President Kagame today co-chaired the second meeting of the ITU Broadband Commission in New York. The brain child of Dr. Hamadoun Touré, Secretary-General of the ITU, and Ms Irina Bokova, Director-General of UNESCO, the meeting brings together key players in the telecommunication industry in a bid to extend the benefits of high speed internet to all peoples of world. To focus on the work of this energetic and influential set of personalities, the Commission has established eight working groups to concentrate on key thematic areas; such as health care to climate change.
In his remarks, President Kagame called on members of the Broadband Commission to double efforts in mobilizing world leaders to ensure that Broadband gains its rightful place on the MDG’s policy agenda:
“Rwanda has embraced ICT as an engine of transformation. For over a decade now we have been leveraging technology for the benefit of our citizens and have seen firsthand how broadband impacts everyday lives of our people. As we look to the future we realize that we need to do more and faster, the world is waiting and our people are counting on us whether it is central databases of crop yields and market information for farmers, integrated school curricular for pupils, medical records for doctors, entrepreneurial opportunities for the youth.

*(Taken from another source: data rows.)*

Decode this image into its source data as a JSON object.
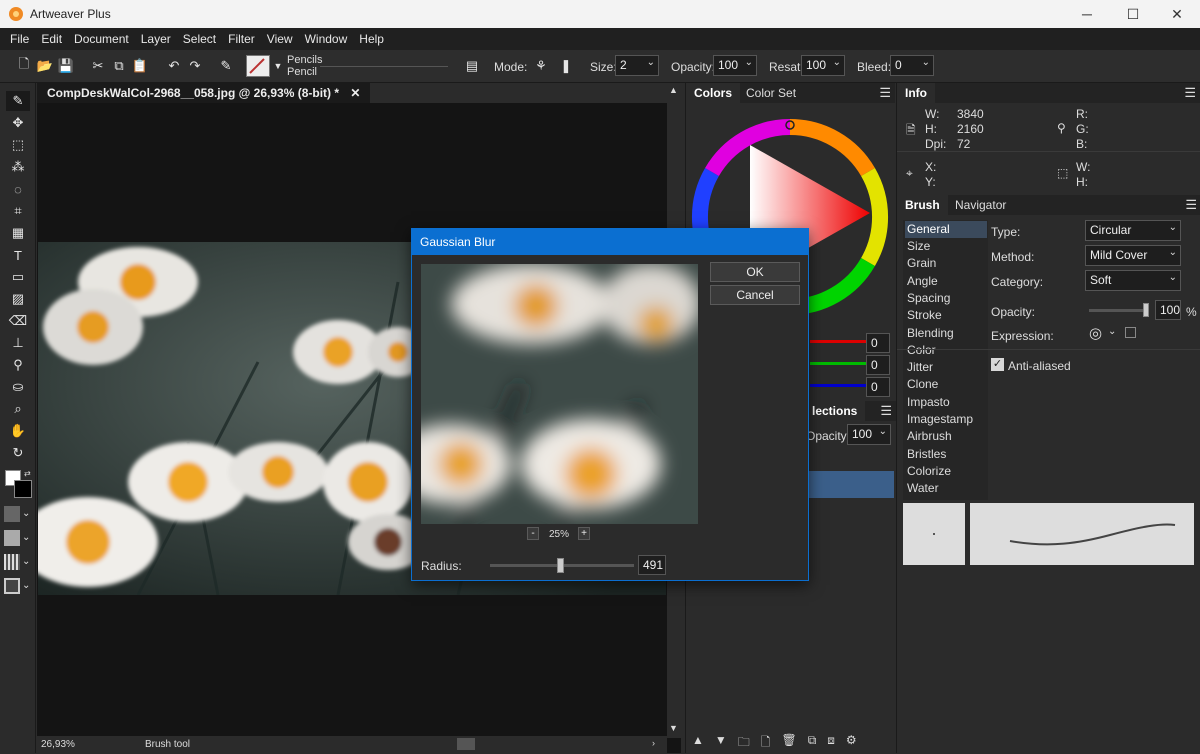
{
  "app": {
    "title": "Artweaver Plus"
  },
  "window_controls": {
    "minimize": "─",
    "maximize": "☐",
    "close": "✕"
  },
  "menu": [
    "File",
    "Edit",
    "Document",
    "Layer",
    "Select",
    "Filter",
    "View",
    "Window",
    "Help"
  ],
  "toolbar": {
    "brush_category": "Pencils",
    "brush_variant": "Pencil",
    "mode_label": "Mode:",
    "size_label": "Size:",
    "size_value": "2",
    "opacity_label": "Opacity:",
    "opacity_value": "100",
    "resat_label": "Resat:",
    "resat_value": "100",
    "bleed_label": "Bleed:",
    "bleed_value": "0"
  },
  "document": {
    "tab_title": "CompDeskWalCol-2968__058.jpg @ 26,93% (8-bit) *",
    "tab_close": "✕",
    "zoom": "26,93%",
    "status_tool": "Brush tool"
  },
  "colors_panel": {
    "tabs": [
      "Colors",
      "Color Set"
    ],
    "r_value": "0",
    "g_value": "0",
    "b_value": "0"
  },
  "layers_panel": {
    "tab_partial": "lections",
    "opacity_label": "Opacity:",
    "opacity_value": "100"
  },
  "info_panel": {
    "tab": "Info",
    "w_label": "W:",
    "w_value": "3840",
    "h_label": "H:",
    "h_value": "2160",
    "dpi_label": "Dpi:",
    "dpi_value": "72",
    "r_label": "R:",
    "g_label": "G:",
    "b_label": "B:",
    "x_label": "X:",
    "y_label": "Y:",
    "w2_label": "W:",
    "h2_label": "H:"
  },
  "brush_panel": {
    "tabs": [
      "Brush",
      "Navigator"
    ],
    "categories": [
      "General",
      "Size",
      "Grain",
      "Angle",
      "Spacing",
      "Stroke",
      "Blending",
      "Color",
      "Jitter",
      "Clone",
      "Impasto",
      "Imagestamp",
      "Airbrush",
      "Bristles",
      "Colorize",
      "Water"
    ],
    "active_category": "General",
    "type_label": "Type:",
    "type_value": "Circular",
    "method_label": "Method:",
    "method_value": "Mild Cover",
    "category_label": "Category:",
    "category_value": "Soft",
    "opacity_label": "Opacity:",
    "opacity_value": "100",
    "opacity_unit": "%",
    "expression_label": "Expression:",
    "antialiased_label": "Anti-aliased",
    "antialiased_checked": true
  },
  "dialog": {
    "title": "Gaussian Blur",
    "ok_label": "OK",
    "cancel_label": "Cancel",
    "zoom_minus": "-",
    "zoom_value": "25%",
    "zoom_plus": "+",
    "radius_label": "Radius:",
    "radius_value": "491",
    "radius_level": 0.37
  },
  "colors": {
    "accent": "#0b6fd1",
    "fg": "#ffffff",
    "bg": "#000000"
  }
}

The possibilities are limitless. Broadband is the future of shared opportunities and a medium for business transactions and cultural exchange.”

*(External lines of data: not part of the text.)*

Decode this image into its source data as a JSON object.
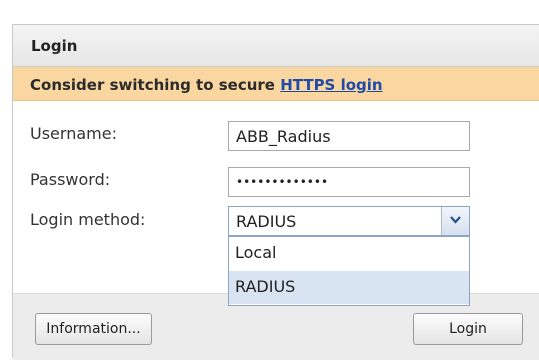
{
  "panel": {
    "title": "Login"
  },
  "notice": {
    "text": "Consider switching to secure ",
    "link_text": "HTTPS login"
  },
  "form": {
    "username_label": "Username:",
    "username_value": "ABB_Radius",
    "password_label": "Password:",
    "password_value": "•••••••••••••",
    "login_method_label": "Login method:",
    "login_method_value": "RADIUS",
    "login_method_options": [
      "Local",
      "RADIUS"
    ]
  },
  "buttons": {
    "information": "Information...",
    "login": "Login"
  },
  "icons": {
    "dropdown": "chevron-down-icon"
  },
  "colors": {
    "notice_bg": "#fad6a1",
    "link": "#1f4aa8",
    "selected_option_bg": "#d9e4f2"
  }
}
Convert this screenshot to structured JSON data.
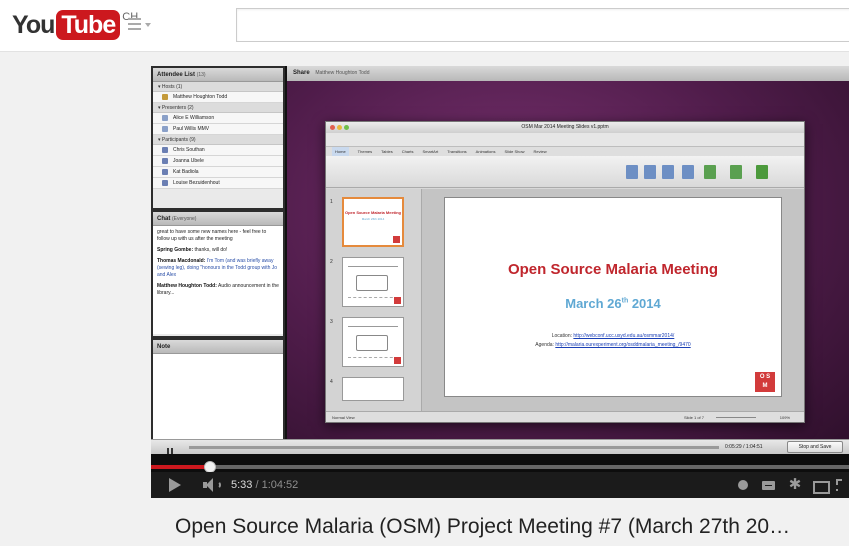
{
  "masthead": {
    "logo_you": "You",
    "logo_tube": "Tube",
    "logo_region": "CH",
    "search_value": ""
  },
  "meeting": {
    "attendee_list": {
      "title": "Attendee List",
      "count": "(13)"
    },
    "groups": {
      "hosts": "▾ Hosts (1)",
      "presenters": "▾ Presenters (2)",
      "participants": "▾ Participants (9)"
    },
    "hosts": [
      "Matthew Houghton Todd"
    ],
    "presenters": [
      "Alice E Williamson",
      "Paul Willis MMV"
    ],
    "participants": [
      "Chris Southan",
      "Joanna Ubele",
      "Kat Badiola",
      "Louise Bezuidenhout"
    ],
    "chat": {
      "title": "Chat",
      "scope": "(Everyone)",
      "messages": [
        {
          "author": "",
          "text": "great to have some new names here - feel free to follow up with us after the meeting"
        },
        {
          "author": "Spring Gombe:",
          "text": "thanks, will do!"
        },
        {
          "author": "Thomas Macdonald:",
          "text": "I'm Tom (and was briefly away (sewing leg), doing \"honours in the Todd group with Jo and Alex"
        },
        {
          "author": "Matthew Houghton Todd:",
          "text": "Audio announcement in the library..."
        }
      ]
    },
    "note": {
      "title": "Note"
    },
    "share": {
      "title": "Share",
      "owner": "Matthew Houghton Todd"
    },
    "ppt": {
      "window_title": "OSM Mar 2014 Meeting Slides v1.pptm",
      "tabs": [
        "Home",
        "Themes",
        "Tables",
        "Charts",
        "SmartArt",
        "Transitions",
        "Animations",
        "Slide Show",
        "Review"
      ],
      "active_tab": "Home",
      "thumb_numbers": [
        "1",
        "2",
        "3",
        "4"
      ],
      "thumb1_title": "Open Source Malaria Meeting",
      "thumb1_date": "March 26th 2014",
      "status_left": "Normal View",
      "status_slide": "Slide 1 of 7",
      "zoom": "109%"
    },
    "slide": {
      "title": "Open Source Malaria Meeting",
      "date_main": "March 26",
      "date_sup": "th",
      "date_year": " 2014",
      "location_label": "Location:",
      "location_url": "http://webconf.ucc.usyd.edu.au/osmmar2014/",
      "agenda_label": "Agenda:",
      "agenda_url": "http://malaria.ourexperiment.org/osddmalaria_meeting_/9470",
      "logo_top": "O S",
      "logo_bottom": "M"
    },
    "playback": {
      "time": "0:05:29 / 1:04:51",
      "stop_label": "Stop and Save"
    }
  },
  "player": {
    "played_fraction": 0.085,
    "current_time": "5:33",
    "duration": "1:04:52"
  },
  "video_title": "Open Source Malaria (OSM) Project Meeting #7 (March 27th 20…",
  "colors": {
    "brand_red": "#cc181e",
    "slide_title_red": "#c0262d",
    "slide_date_blue": "#5fa8d3"
  },
  "icons": [
    "guide-menu-icon",
    "play-icon",
    "volume-icon",
    "info-icon",
    "captions-icon",
    "settings-gear-icon",
    "theater-size-icon",
    "fullscreen-icon",
    "pause-icon"
  ]
}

View pictures of the story: http://www.flickr.com/photos/paulkagame/sets/72157631607735844/
President Kagame expressed optimism on the bridging of the existing digital divide as the commission continues to engage with Broadband technologies, creating a future that bypasses the divides:
“I congratulate the commission on the decision made here today to establish a new work group focusing on women and girls in ICT and thank Dr Rizah Jafarri for the generous contribution that will help support this work group. This focus resonates very well with us in Rwanda and I believe widely across the continent and beyond. We have made practical steps to empower women and girls and even made constitutional provisions to ensure women are accessing opportunities actively including access to the opportunities provided by Broadband.”
During the meeting, a report on the state of broadband 2012 was presented by the Secretary General of the ITU, Dr. Hamadoun Toure. The report indicates that the importance of national policy leadership is now clearly understood by policy-makers and governments around the world. As a result, 119 countries have now developed a national plan, policy or strategy to promote broadband.
The New York meeting follows the Broadband Leadership Summit that was held in Geneva in October 2011, which set broadband targets for increased access and affordability of broadband services by 2015. The Broadband Commission also met in Kigali in September 2011.